For the small retailer wanting to compete in Google who wants a degree of certainty, that rankings they have today are there tomorrow, building links with lots of focused anchor text and using low-quality networks is finished.
AND don’t expect Spam to disappear.
Spam always ranks before a fall. During that time – you lose out. By the time Google has caught up with the spam, it’s ranking new spam above you. Google makes a lot of money from the status quo if you haven’t heard.
Dissociating Toxic Links
Google says of the disavow tool:
This is an advanced feature and should only be used with caution. If used incorrectly, this feature can potentially harm your site’s performance in Google’s search results. We recommend that you only disavow backlinks if you believe you have a considerable number of spammy, artificial, or low-quality links pointing to your site, and if you are confident that the links are causing issues for you.
If you believe your site’s ranking is being harmed by low-quality links you do not control, you can ask Google not to take them into account when assessing your site. You should still make every effort to clean up unnatural links pointing to your site. Simply disavowing them isn’t enough.

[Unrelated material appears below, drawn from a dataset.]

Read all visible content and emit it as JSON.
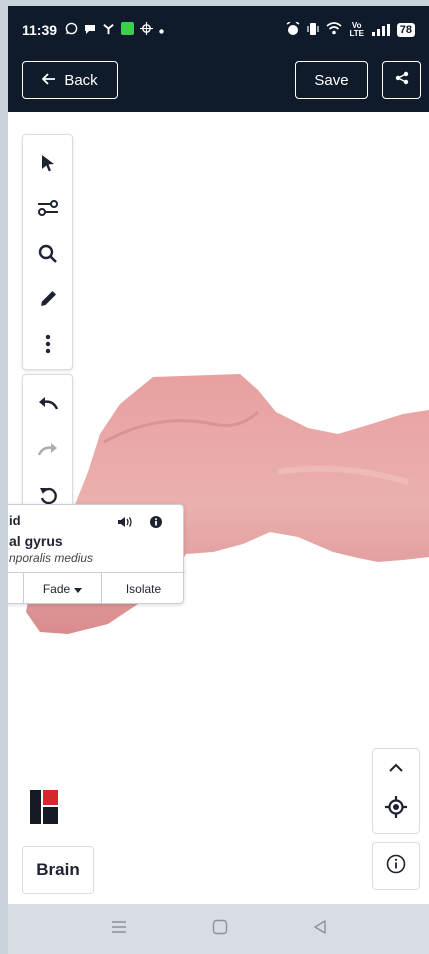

Lots of SEO naturally are wary of anything Google says.
But, if your positions took a slap during a Penguin update or refresh, it will be time to clean up those links and get busy building new reputation and authority – disavowing the real crap is a likely place to start (although I would 404 / 410 internal pages with VERY spammy link profiles first).
What If I Do Nothing about my old toxic links?
You can also do nothing, and hope Google passes you by, and your rankings do not disappear over the coming months.
- You SHOULD be disavowing most risky links from your backlink profile as you are still at risk of manual actions and future algorithm changes.
- You should STILL be link building, too, but start with a piece of content that deserves links. Links STILL make the world turn as far as Google is concerned – just don’t be doing what everyone else is doing.
If you are not involved in any low-quality link building, Penguin will probably not affect you – but there are lots of other things going on at Google to change your rankings.
Google has a habit of hitting webmasters with one update after another, sometimes with multiple types of update at one time.
It all adds to keep SEOs guessing and learning.